The Blanco School of Crisis Management
It appears to be a new axiom of American politics and crisis leadership. If you live in a state that's suffered a natural disaster--and you have a Democratic governor--be afraid. Be very, very afraid.
Consider this observation from Kathleen Sebelius, the Democrat who has served as Kansas' governor since 2002. After touring the tornado-ravaged town of Greensburg over the weekend, Governor Sebelius stated that the recovery effort will be hampered, because so much of the needed equipment is in Iraq.
Sebelius said much of the National Guard equipment usually positioned around the state to respond to emergencies is gone. She said not having immediate access to things like tents, trucks and semitrailers will really handicap the rebuilding effort...The Kansas National Guard has about 40 percent of the equipment it is allotted because much of it has been sent to Iraq.
Needless to say, that equipment report is a gross over-simplification. Any modern military organization--including the National Guard--with only 40% of its equipment (in all categories) would be rated as C-5, a ranking usually assigned to new units, or those that have been decimated in combat. My guess is that the Kansas Guard is short of equipment in some categories, but it has needed stockpiles of other hardware. But, you've got to give Ms. Sebelius some credit for resurrecting one of her party's post-Katrina talking points, and applying it to a disaster in her own state.
Here's a little challenge for KWCH, KAKE, KSN, The Wichita Eagle, and other media outlets that have been covering the storm. Contact the Kansas Guard Adjutant General's office or his PA staff, and request readiness assessments (C-ratings) for the guard as a whole, and for units in areas affected by the storm. Then, compare those assessments to Governor Sebelius' blanket indictment, and we'll see if she's right, or simply blowing smoke (my money is on option #2).
But, for the sake of fairness, let's suppose that Kansas guard is short of equipment needed to cope with the disaster. That leads us to the leadership question of the day for Governor Sebelius; what are you doing to alleviate the problem? Your state is home to a number of major military installations, including Ft. Riley and McConnell AFB. Both have engineering units that could provide some of the equipment and material needed in Greensburg. And, if those organizations are also tied up in Iraq, how about a formal request to neighboring states? In the aftermath of Katrina, guardsmen from Florida and Texas (among other states) played a key role in relief operations in Louisiana and Mississippi. Guard units from Missouri, Colorado, Nebraska or Oklahoma have engineering, security and medical skills that could be tapped with a simple phone call. Neighboring states are also home to other active duty installations that could provide equipment and support, if Sebelius would only make the call.

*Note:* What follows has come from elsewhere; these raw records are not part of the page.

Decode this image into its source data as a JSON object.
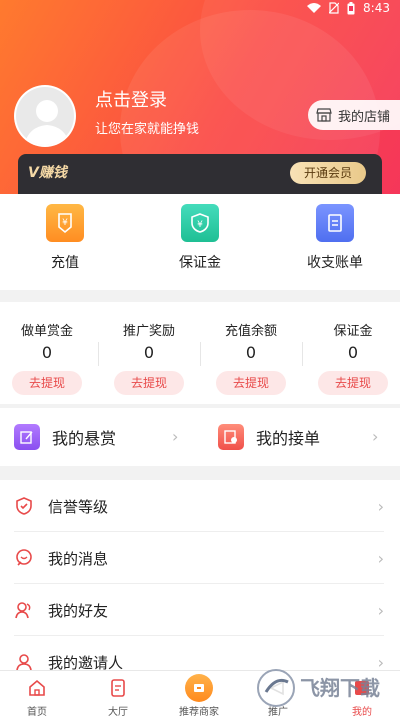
{
  "status": {
    "time": "8:43"
  },
  "profile": {
    "login_title": "点击登录",
    "login_subtitle": "让您在家就能挣钱",
    "shop_label": "我的店铺"
  },
  "vip": {
    "label": "V赚钱",
    "button": "开通会员"
  },
  "quick": [
    {
      "label": "充值",
      "icon": "recharge-icon",
      "color": "#ff9f2e"
    },
    {
      "label": "保证金",
      "icon": "deposit-icon",
      "color": "#2ccfa7"
    },
    {
      "label": "收支账单",
      "icon": "bill-icon",
      "color": "#5b7cf5"
    }
  ],
  "stats": [
    {
      "label": "做单赏金",
      "value": "0",
      "action": "去提现"
    },
    {
      "label": "推广奖励",
      "value": "0",
      "action": "去提现"
    },
    {
      "label": "充值余额",
      "value": "0",
      "action": "去提现"
    },
    {
      "label": "保证金",
      "value": "0",
      "action": "去提现"
    }
  ],
  "rewards": {
    "my_bounty": "我的悬赏",
    "my_orders": "我的接单"
  },
  "menu": [
    {
      "label": "信誉等级",
      "icon": "shield-icon"
    },
    {
      "label": "我的消息",
      "icon": "message-icon"
    },
    {
      "label": "我的好友",
      "icon": "friends-icon"
    },
    {
      "label": "我的邀请人",
      "icon": "inviter-icon"
    }
  ],
  "tabs": [
    {
      "label": "首页",
      "icon": "home-icon"
    },
    {
      "label": "大厅",
      "icon": "hall-icon"
    },
    {
      "label": "推荐商家",
      "icon": "merchant-icon"
    },
    {
      "label": "推广",
      "icon": "promote-icon"
    },
    {
      "label": "我的",
      "icon": "me-icon"
    }
  ],
  "colors": {
    "primary": "#f5365a",
    "accent": "#ff7a2e",
    "withdraw_text": "#e84a4a"
  },
  "watermark": "飞翔下载"
}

Finally, what ever happened to good, old-fashioned enterprise and innovation? Need some heavy equipment to clear away rubble? This may come as a shock to Governor Sebelius, but there are plenty of companies--including some in Kansas--that will rent backhoes, front-end loaders, dump trucks, cranes and the other tools needed for the job. Yes, that might mean shifting funds away from one of the governor's pet projects, but I think most Kansans would agree that the situation in Greensburg takes precedent right now.
Sebelius, on the other hand, seems to be taking a page from the playbook of Louisiana Governor Kathleen Blanco, who (after Hurricane Katrina) waited for the federal government to ride to the rescue, with disastrous results. Judging from her remarks over the weekend, it looks like Sebelius is already in the "blame Washington" mode--hardly a surprise, since Sebelius is chairman of the Democratic Governor's Association. But, you've got to wonder how well that strategy will play in a state that has always valued self-reliance and helping neighbors. Luckily for Sebelius, she won re-election in 2006. Unfortunately for citizens of Kansas, they've got to put up with her for three more years. In the interim, local leaders in southwestern Kansas would do well to work with their Congressional delegation, and keep the number for Sunbelt Rentals on speed dial. Only three days after the Greensburg tornado, Governor Sebelius is already throwing up her hands in despair.